Summer’s final events are an all-women’s cruise, near the end of September, followed by a “stag cruise” for the guys in early October. The festivities involve drinking, barbecuing, playing bocci ball and a skeet-shooting contest held on the boats offshore, says Doug West, vice-commodore of the 93-year-old Balboa Yacht Club. In between those organized gatherings are many smaller, more personal moments.
During a lazy afternoon sitting near the beach, Bill Powers appears, announcing there’s been a nearby buffalo sighting, and several men go hiking along a rutted dirt road into the backcountry. Shirtless and sockless, Powers soon spots the huge animal grazing in a ditch.
“There he is, boys! Do I have an eye?”
The group edges closer for photographs.
“If he comes over that berm,” Powers jokes, “it’s every man for himself!”
The hike continues up the steeply angled hillside, switching back past a water tank to a high ridge overlooking the cove. It’s become a rite of passage for young teens, a sweating Powers says, to hike the three miles up to the main road – and then, for the really fit, two additional miles to Airport in the Sky, at an elevation of 1,602 feet. It’s no small boast to say, “Hey, I made the airport,” Powers says. “You go to the airport, get a buffalo burger with your old man and walk home.”

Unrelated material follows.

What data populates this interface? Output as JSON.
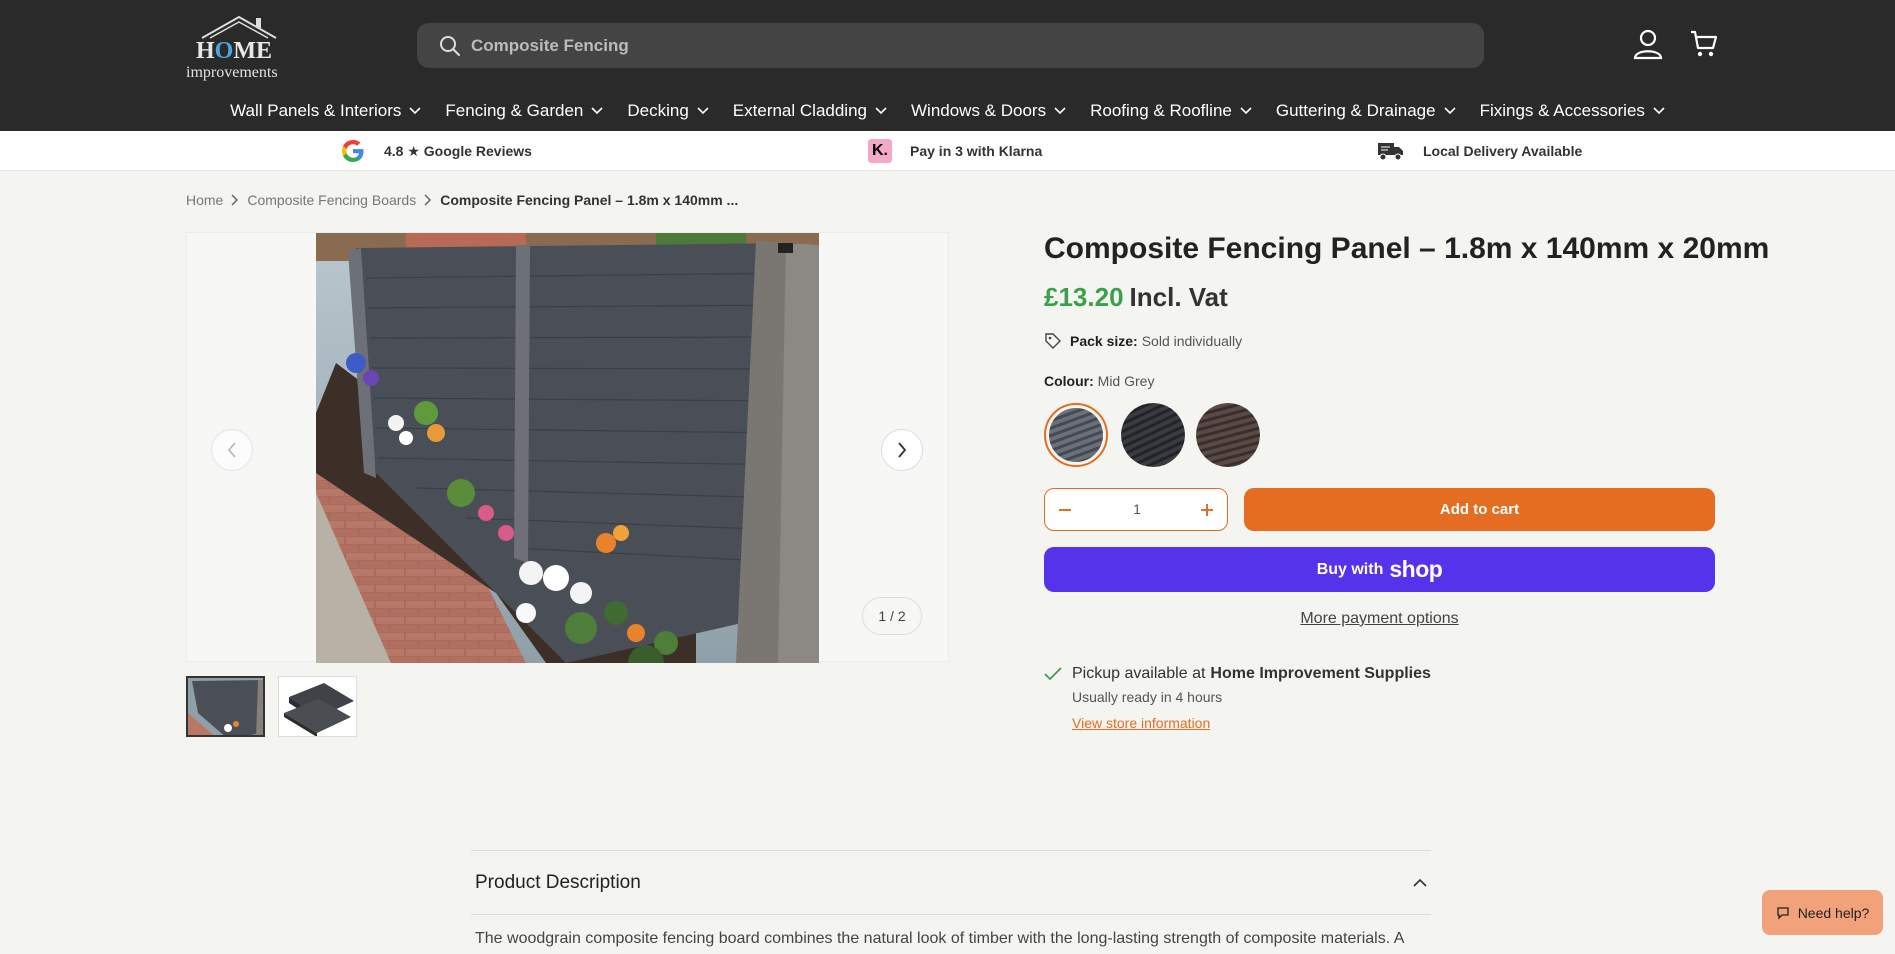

There’s nothing better – unless it’s sleeping that night on the boat, the stars clear in the sky, the swells lolling you toward dreams. “It’s wonderful,” Bill Powers says, and Meg jokes they should have a machine at home to simulate the ocean. “The water just rocks you to sleep.”